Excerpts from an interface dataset
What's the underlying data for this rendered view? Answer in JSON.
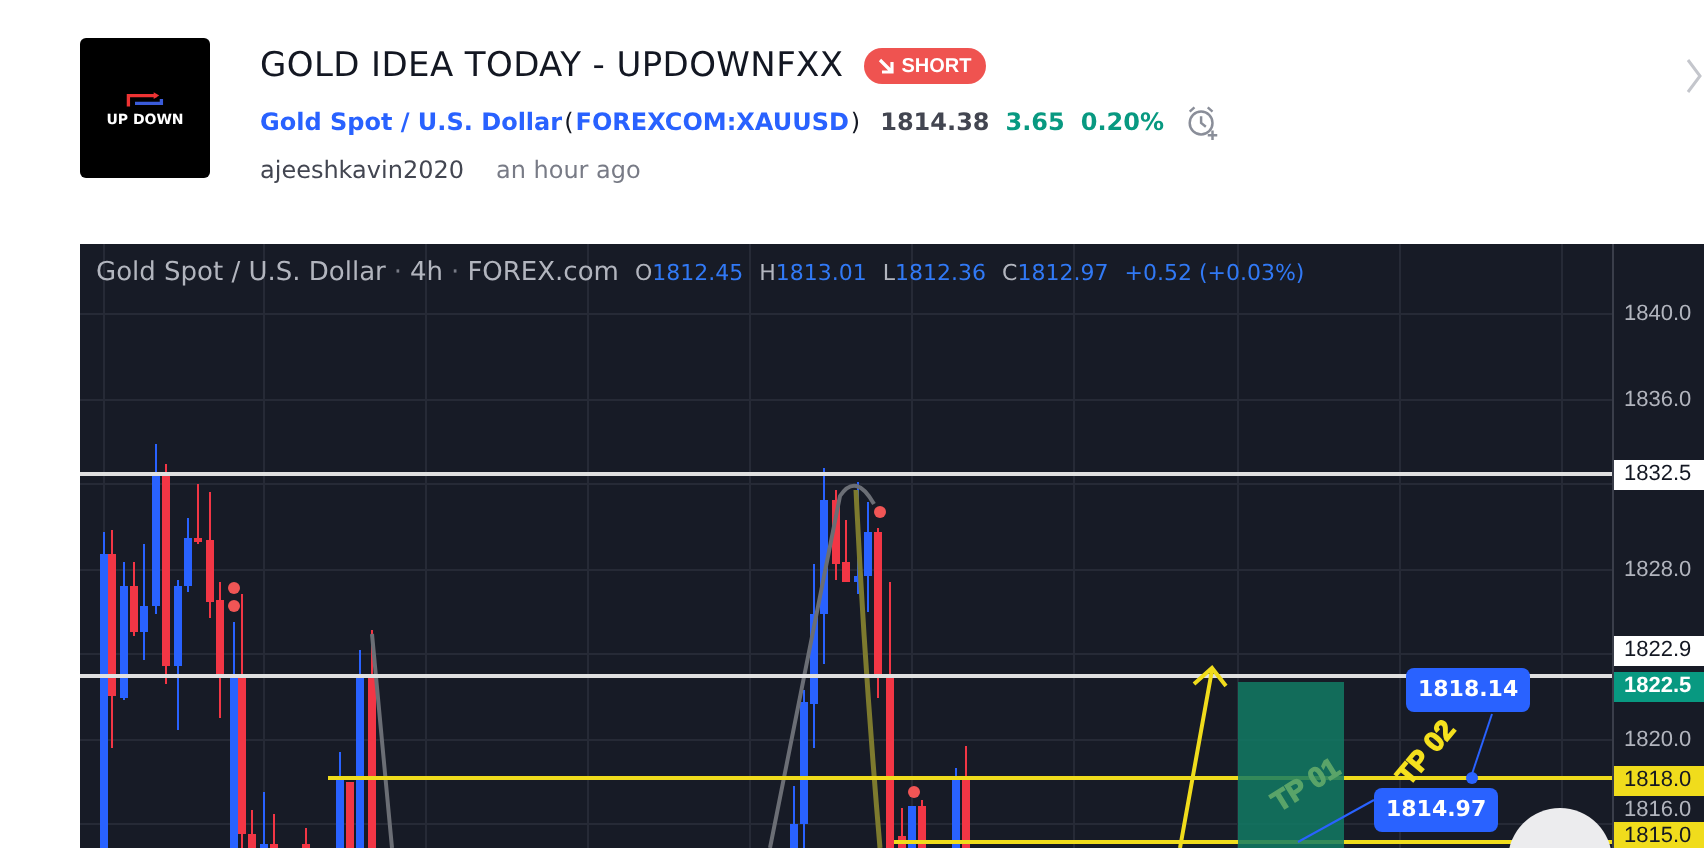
{
  "idea": {
    "logo_text": "UP DOWN",
    "title": "GOLD IDEA TODAY - UPDOWNFXX",
    "badge": {
      "kind": "short",
      "label": "SHORT"
    },
    "symbol_name": "Gold Spot / U.S. Dollar",
    "open_paren": "(",
    "symbol_code": "FOREXCOM:XAUUSD",
    "close_paren": ")",
    "price": "1814.38",
    "change": "3.65",
    "change_percent": "0.20%",
    "author": "ajeeshkavin2020",
    "time": "an hour ago"
  },
  "chart": {
    "legend": [
      {
        "kind": "text",
        "text": "Gold Spot / U.S. Dollar"
      },
      {
        "kind": "sep",
        "text": "·"
      },
      {
        "kind": "text",
        "text": "4h"
      },
      {
        "kind": "sep",
        "text": "·"
      },
      {
        "kind": "text",
        "text": "FOREX.com"
      },
      {
        "kind": "ohlc",
        "label": "O",
        "text": "1812.45"
      },
      {
        "kind": "ohlc",
        "label": "H",
        "text": "1813.01"
      },
      {
        "kind": "ohlc",
        "label": "L",
        "text": "1812.36"
      },
      {
        "kind": "ohlc",
        "label": "C",
        "text": "1812.97"
      },
      {
        "kind": "change",
        "text": "+0.52 (+0.03%)"
      }
    ],
    "price_axis": [
      {
        "kind": "plain",
        "text": "1840.0"
      },
      {
        "kind": "plain",
        "text": "1836.0"
      },
      {
        "kind": "white",
        "text": "1832.5"
      },
      {
        "kind": "plain",
        "text": "1828.0"
      },
      {
        "kind": "white",
        "text": "1822.9"
      },
      {
        "kind": "teal",
        "text": "1822.5"
      },
      {
        "kind": "plain",
        "text": "1820.0"
      },
      {
        "kind": "yellow",
        "text": "1818.0"
      },
      {
        "kind": "plain",
        "text": "1816.0"
      },
      {
        "kind": "yellow",
        "text": "1815.0"
      }
    ],
    "callouts": [
      "1818.14",
      "1814.97"
    ],
    "targets": [
      {
        "text": "TP 01",
        "color": "#5aa469"
      },
      {
        "text": "TP 02",
        "color": "#f5e11e"
      }
    ]
  }
}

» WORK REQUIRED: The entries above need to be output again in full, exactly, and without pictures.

» TASK ANSWER:
What's the underlying data for this rendered view? Answer in JSON.
{
  "idea": {
    "logo_text": "UP DOWN",
    "title": "GOLD IDEA TODAY - UPDOWNFXX",
    "badge": {
      "kind": "short",
      "label": "SHORT"
    },
    "symbol_name": "Gold Spot / U.S. Dollar",
    "open_paren": "(",
    "symbol_code": "FOREXCOM:XAUUSD",
    "close_paren": ")",
    "price": "1814.38",
    "change": "3.65",
    "change_percent": "0.20%",
    "author": "ajeeshkavin2020",
    "time": "an hour ago"
  },
  "chart": {
    "legend": [
      {
        "kind": "text",
        "text": "Gold Spot / U.S. Dollar"
      },
      {
        "kind": "sep",
        "text": "·"
      },
      {
        "kind": "text",
        "text": "4h"
      },
      {
        "kind": "sep",
        "text": "·"
      },
      {
        "kind": "text",
        "text": "FOREX.com"
      },
      {
        "kind": "ohlc",
        "label": "O",
        "text": "1812.45"
      },
      {
        "kind": "ohlc",
        "label": "H",
        "text": "1813.01"
      },
      {
        "kind": "ohlc",
        "label": "L",
        "text": "1812.36"
      },
      {
        "kind": "ohlc",
        "label": "C",
        "text": "1812.97"
      },
      {
        "kind": "change",
        "text": "+0.52 (+0.03%)"
      }
    ],
    "price_axis": [
      {
        "kind": "plain",
        "text": "1840.0"
      },
      {
        "kind": "plain",
        "text": "1836.0"
      },
      {
        "kind": "white",
        "text": "1832.5"
      },
      {
        "kind": "plain",
        "text": "1828.0"
      },
      {
        "kind": "white",
        "text": "1822.9"
      },
      {
        "kind": "teal",
        "text": "1822.5"
      },
      {
        "kind": "plain",
        "text": "1820.0"
      },
      {
        "kind": "yellow",
        "text": "1818.0"
      },
      {
        "kind": "plain",
        "text": "1816.0"
      },
      {
        "kind": "yellow",
        "text": "1815.0"
      }
    ],
    "callouts": [
      "1818.14",
      "1814.97"
    ],
    "targets": [
      {
        "text": "TP 01",
        "color": "#5aa469"
      },
      {
        "text": "TP 02",
        "color": "#f5e11e"
      }
    ]
  }
}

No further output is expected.